::: STORED DATA
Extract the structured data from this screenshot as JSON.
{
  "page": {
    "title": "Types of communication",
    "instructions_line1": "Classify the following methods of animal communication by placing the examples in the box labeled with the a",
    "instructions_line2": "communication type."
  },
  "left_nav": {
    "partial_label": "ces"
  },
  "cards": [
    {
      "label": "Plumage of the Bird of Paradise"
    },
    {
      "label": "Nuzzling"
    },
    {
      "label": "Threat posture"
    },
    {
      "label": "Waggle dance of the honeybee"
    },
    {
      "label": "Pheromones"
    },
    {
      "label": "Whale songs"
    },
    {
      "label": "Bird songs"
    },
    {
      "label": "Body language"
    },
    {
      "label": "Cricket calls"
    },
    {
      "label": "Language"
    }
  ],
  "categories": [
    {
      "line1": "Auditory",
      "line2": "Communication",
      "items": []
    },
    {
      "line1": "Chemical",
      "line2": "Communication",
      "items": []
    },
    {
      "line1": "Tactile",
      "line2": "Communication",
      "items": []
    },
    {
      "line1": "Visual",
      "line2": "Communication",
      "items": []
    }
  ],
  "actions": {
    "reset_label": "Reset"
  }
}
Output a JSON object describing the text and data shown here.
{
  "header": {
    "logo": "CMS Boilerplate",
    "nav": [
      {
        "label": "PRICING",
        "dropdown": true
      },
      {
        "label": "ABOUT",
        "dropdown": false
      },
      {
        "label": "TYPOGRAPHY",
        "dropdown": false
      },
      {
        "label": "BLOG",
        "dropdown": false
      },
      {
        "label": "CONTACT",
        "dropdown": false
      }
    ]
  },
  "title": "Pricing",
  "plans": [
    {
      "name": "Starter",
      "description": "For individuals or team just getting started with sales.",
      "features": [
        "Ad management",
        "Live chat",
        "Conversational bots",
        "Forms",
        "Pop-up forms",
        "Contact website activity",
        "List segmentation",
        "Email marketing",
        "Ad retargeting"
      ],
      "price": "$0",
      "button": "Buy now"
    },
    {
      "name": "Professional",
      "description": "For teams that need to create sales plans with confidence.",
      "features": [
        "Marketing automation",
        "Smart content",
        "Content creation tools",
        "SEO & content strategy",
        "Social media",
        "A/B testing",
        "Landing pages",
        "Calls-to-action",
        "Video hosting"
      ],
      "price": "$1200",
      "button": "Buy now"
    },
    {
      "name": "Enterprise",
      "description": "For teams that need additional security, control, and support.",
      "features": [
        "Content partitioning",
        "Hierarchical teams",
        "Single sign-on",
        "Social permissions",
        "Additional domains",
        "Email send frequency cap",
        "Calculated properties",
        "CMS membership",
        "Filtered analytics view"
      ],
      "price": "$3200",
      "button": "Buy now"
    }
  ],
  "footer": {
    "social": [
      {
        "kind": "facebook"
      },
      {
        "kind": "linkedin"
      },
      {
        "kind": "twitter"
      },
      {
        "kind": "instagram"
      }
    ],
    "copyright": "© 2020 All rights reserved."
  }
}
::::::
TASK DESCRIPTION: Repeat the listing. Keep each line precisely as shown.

YOUR SOLUTION:
Extract the structured data from this screenshot as JSON.
{
  "page": {
    "title": "Types of communication",
    "instructions_line1": "Classify the following methods of animal communication by placing the examples in the box labeled with the a",
    "instructions_line2": "communication type."
  },
  "left_nav": {
    "partial_label": "ces"
  },
  "cards": [
    {
      "label": "Plumage of the Bird of Paradise"
    },
    {
      "label": "Nuzzling"
    },
    {
      "label": "Threat posture"
    },
    {
      "label": "Waggle dance of the honeybee"
    },
    {
      "label": "Pheromones"
    },
    {
      "label": "Whale songs"
    },
    {
      "label": "Bird songs"
    },
    {
      "label": "Body language"
    },
    {
      "label": "Cricket calls"
    },
    {
      "label": "Language"
    }
  ],
  "categories": [
    {
      "line1": "Auditory",
      "line2": "Communication",
      "items": []
    },
    {
      "line1": "Chemical",
      "line2": "Communication",
      "items": []
    },
    {
      "line1": "Tactile",
      "line2": "Communication",
      "items": []
    },
    {
      "line1": "Visual",
      "line2": "Communication",
      "items": []
    }
  ],
  "actions": {
    "reset_label": "Reset"
  }
}
Output a JSON object describing the text and data shown here.
{
  "header": {
    "logo": "CMS Boilerplate",
    "nav": [
      {
        "label": "PRICING",
        "dropdown": true
      },
      {
        "label": "ABOUT",
        "dropdown": false
      },
      {
        "label": "TYPOGRAPHY",
        "dropdown": false
      },
      {
        "label": "BLOG",
        "dropdown": false
      },
      {
        "label": "CONTACT",
        "dropdown": false
      }
    ]
  },
  "title": "Pricing",
  "plans": [
    {
      "name": "Starter",
      "description": "For individuals or team just getting started with sales.",
      "features": [
        "Ad management",
        "Live chat",
        "Conversational bots",
        "Forms",
        "Pop-up forms",
        "Contact website activity",
        "List segmentation",
        "Email marketing",
        "Ad retargeting"
      ],
      "price": "$0",
      "button": "Buy now"
    },
    {
      "name": "Professional",
      "description": "For teams that need to create sales plans with confidence.",
      "features": [
        "Marketing automation",
        "Smart content",
        "Content creation tools",
        "SEO & content strategy",
        "Social media",
        "A/B testing",
        "Landing pages",
        "Calls-to-action",
        "Video hosting"
      ],
      "price": "$1200",
      "button": "Buy now"
    },
    {
      "name": "Enterprise",
      "description": "For teams that need additional security, control, and support.",
      "features": [
        "Content partitioning",
        "Hierarchical teams",
        "Single sign-on",
        "Social permissions",
        "Additional domains",
        "Email send frequency cap",
        "Calculated properties",
        "CMS membership",
        "Filtered analytics view"
      ],
      "price": "$3200",
      "button": "Buy now"
    }
  ],
  "footer": {
    "social": [
      {
        "kind": "facebook"
      },
      {
        "kind": "linkedin"
      },
      {
        "kind": "twitter"
      },
      {
        "kind": "instagram"
      }
    ],
    "copyright": "© 2020 All rights reserved."
  }
}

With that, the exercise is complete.